- _PROBLEM TO SOLVE_
Task for the records below: count the lines that contain the word "this" and give only that number.

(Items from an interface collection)
# # # # # # #
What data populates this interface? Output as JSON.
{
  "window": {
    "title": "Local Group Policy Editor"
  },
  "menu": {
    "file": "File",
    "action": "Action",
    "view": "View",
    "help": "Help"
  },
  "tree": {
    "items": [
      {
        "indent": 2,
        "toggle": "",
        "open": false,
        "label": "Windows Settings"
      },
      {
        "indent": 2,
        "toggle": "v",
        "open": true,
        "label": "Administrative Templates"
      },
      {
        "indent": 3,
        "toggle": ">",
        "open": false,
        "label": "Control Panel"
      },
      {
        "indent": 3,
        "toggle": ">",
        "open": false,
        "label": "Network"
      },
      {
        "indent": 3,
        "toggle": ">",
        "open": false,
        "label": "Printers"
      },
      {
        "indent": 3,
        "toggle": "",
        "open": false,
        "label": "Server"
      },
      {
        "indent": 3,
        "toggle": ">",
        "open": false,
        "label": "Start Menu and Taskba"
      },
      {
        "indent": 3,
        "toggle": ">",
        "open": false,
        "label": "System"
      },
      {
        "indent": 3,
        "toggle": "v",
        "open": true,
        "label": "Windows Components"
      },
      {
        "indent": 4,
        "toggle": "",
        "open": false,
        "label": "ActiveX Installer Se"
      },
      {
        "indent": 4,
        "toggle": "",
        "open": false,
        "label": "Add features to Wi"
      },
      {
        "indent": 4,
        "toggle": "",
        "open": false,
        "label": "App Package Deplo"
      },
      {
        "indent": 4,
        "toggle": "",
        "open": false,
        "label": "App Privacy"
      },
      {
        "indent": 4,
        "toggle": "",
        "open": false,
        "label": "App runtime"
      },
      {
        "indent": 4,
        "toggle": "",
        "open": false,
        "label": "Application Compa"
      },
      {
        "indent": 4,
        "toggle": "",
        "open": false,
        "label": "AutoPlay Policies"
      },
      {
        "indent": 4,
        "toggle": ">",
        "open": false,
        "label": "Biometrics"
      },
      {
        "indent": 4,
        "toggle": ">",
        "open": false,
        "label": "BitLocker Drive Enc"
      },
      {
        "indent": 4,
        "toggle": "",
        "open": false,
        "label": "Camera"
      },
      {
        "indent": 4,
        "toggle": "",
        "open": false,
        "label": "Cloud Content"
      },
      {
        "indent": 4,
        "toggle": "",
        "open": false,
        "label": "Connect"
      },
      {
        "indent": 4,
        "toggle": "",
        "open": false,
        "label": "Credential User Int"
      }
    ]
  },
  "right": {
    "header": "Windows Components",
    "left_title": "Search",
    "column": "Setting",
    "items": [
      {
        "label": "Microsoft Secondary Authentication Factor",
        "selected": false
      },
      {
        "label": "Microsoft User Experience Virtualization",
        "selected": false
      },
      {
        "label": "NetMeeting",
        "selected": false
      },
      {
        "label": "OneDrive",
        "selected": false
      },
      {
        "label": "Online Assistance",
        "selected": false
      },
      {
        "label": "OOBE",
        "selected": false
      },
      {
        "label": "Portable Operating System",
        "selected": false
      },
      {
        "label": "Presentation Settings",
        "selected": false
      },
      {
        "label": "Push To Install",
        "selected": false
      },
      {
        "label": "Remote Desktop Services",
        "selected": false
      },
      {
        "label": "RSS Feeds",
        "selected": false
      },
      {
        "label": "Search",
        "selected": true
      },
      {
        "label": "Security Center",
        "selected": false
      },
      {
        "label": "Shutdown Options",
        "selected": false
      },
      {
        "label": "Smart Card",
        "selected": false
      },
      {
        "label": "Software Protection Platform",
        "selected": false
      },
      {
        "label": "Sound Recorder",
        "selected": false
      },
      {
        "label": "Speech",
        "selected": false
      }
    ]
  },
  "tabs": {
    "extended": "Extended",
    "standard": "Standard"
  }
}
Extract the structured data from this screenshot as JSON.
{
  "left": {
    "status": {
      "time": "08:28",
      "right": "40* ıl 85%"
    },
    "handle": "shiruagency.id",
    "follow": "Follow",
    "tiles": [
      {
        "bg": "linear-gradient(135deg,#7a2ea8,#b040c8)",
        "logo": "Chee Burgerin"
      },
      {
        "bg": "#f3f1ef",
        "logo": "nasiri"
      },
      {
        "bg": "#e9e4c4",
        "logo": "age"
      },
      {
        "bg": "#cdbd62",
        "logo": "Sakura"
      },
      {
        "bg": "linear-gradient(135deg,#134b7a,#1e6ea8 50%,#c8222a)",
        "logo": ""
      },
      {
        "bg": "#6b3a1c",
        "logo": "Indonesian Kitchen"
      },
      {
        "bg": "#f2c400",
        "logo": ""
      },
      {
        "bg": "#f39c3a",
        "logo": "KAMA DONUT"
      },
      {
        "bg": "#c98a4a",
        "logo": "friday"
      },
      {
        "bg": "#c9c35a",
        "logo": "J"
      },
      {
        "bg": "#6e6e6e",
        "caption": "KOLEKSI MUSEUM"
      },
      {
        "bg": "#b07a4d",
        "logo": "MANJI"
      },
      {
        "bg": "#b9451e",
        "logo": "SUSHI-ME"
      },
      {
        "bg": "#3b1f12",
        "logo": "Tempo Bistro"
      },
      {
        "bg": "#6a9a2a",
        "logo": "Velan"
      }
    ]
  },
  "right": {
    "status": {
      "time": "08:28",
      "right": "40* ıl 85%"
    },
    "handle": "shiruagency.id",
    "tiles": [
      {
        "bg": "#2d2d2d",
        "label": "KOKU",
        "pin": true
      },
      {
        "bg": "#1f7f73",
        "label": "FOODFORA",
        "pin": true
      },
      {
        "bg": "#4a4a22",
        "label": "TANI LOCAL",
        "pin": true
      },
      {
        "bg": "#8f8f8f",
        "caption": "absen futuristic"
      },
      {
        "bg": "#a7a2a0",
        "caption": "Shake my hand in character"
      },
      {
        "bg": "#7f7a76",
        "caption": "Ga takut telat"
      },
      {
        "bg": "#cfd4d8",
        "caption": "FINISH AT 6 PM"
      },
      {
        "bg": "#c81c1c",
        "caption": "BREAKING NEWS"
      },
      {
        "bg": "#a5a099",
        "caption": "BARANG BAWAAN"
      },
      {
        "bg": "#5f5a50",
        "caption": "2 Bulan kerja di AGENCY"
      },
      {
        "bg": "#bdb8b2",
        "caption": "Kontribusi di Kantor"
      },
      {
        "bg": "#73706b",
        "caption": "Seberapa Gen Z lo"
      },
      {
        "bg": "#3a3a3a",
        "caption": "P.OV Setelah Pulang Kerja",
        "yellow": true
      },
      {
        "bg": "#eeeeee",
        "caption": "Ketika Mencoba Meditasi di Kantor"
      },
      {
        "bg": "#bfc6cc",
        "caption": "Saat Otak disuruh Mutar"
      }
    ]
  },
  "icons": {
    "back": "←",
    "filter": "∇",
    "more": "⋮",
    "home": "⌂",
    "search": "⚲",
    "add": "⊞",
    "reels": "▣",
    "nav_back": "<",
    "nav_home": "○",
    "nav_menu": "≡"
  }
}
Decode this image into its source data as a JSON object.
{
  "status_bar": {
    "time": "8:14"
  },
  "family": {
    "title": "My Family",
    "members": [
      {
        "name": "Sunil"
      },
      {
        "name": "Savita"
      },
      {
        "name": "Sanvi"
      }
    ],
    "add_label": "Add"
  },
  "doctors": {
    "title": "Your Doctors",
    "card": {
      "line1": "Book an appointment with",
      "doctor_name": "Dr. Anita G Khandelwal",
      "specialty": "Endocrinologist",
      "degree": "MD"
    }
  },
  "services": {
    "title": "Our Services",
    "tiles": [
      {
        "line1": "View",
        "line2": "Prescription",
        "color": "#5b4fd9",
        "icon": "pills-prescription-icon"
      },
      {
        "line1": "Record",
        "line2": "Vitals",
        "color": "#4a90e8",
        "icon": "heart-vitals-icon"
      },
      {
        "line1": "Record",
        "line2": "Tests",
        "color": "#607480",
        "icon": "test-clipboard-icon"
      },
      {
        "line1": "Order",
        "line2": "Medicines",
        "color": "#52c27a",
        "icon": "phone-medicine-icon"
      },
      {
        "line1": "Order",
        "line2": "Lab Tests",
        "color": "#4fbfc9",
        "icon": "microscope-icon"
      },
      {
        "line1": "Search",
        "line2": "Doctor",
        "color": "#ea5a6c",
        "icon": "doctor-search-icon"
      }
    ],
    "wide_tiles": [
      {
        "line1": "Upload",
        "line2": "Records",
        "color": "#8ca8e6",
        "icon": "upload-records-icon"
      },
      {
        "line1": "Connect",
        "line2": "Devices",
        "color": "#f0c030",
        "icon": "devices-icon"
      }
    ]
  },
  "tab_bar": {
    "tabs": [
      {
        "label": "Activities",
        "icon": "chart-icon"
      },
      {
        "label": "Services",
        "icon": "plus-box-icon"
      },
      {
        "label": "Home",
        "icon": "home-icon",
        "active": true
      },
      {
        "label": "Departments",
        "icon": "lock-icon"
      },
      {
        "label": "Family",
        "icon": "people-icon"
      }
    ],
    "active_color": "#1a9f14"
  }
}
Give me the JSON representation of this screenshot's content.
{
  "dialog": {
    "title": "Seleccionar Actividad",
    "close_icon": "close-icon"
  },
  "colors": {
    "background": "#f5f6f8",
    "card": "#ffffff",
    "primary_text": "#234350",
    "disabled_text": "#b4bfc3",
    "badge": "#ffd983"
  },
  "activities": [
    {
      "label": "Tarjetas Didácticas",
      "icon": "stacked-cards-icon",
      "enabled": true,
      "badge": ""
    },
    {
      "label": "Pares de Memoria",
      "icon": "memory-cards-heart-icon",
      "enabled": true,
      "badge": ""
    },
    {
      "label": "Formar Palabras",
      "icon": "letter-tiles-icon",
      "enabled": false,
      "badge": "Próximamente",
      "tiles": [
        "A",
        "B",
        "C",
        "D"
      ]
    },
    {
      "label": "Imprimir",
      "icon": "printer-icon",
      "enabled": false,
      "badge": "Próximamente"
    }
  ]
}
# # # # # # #
- _THE ANSWER_
4